**Prompt:** Check every line in the records below for the word "JSON" and report how many have it, nothing more.
(Listed entries begins)
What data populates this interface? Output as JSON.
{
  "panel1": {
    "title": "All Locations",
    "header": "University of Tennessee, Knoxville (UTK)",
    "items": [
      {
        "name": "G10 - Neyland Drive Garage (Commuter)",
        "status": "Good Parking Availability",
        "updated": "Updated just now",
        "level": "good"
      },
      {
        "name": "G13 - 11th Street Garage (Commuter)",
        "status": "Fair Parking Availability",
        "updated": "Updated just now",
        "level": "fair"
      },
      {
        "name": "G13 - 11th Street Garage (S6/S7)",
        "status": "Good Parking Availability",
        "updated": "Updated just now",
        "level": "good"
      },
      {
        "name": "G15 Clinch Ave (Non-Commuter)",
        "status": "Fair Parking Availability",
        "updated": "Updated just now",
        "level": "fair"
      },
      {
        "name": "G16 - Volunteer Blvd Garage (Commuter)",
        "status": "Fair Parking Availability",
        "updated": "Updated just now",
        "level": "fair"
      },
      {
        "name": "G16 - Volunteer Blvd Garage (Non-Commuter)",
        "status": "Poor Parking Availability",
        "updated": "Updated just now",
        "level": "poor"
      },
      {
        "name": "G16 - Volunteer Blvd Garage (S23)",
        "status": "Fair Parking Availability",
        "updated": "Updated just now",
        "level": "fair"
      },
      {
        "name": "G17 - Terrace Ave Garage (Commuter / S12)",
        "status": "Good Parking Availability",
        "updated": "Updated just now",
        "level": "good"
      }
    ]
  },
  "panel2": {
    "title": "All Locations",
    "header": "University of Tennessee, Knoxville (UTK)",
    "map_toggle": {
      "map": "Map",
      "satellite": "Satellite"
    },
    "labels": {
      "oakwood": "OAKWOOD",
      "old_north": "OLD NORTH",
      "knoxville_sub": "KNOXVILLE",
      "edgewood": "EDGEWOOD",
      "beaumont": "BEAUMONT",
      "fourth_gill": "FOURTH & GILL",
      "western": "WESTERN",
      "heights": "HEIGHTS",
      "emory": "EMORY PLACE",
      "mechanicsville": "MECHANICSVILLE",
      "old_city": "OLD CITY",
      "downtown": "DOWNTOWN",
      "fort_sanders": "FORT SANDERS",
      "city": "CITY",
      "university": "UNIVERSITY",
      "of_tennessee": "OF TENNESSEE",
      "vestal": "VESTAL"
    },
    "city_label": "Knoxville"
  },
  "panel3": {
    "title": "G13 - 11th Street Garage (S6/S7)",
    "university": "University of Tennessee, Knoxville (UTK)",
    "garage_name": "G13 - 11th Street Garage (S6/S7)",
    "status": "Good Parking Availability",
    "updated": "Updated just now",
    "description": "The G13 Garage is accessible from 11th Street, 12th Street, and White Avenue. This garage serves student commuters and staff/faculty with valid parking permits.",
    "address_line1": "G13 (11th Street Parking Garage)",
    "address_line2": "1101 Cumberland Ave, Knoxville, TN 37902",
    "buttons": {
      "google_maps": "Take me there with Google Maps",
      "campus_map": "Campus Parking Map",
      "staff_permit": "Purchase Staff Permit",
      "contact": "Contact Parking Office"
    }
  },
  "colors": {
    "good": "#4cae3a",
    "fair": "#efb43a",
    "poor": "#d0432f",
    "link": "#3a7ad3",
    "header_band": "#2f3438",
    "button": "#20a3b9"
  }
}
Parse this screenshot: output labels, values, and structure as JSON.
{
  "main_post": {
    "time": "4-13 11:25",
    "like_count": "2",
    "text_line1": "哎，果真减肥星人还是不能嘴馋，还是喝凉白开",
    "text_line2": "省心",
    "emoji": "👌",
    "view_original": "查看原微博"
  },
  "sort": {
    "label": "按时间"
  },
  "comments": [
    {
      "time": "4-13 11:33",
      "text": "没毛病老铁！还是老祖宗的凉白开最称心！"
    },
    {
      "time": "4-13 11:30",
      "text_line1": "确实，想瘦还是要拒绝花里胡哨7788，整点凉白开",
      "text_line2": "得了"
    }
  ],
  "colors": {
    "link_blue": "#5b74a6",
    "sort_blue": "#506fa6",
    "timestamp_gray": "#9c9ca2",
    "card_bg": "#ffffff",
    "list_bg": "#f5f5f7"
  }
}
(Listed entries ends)
**Solution:** 2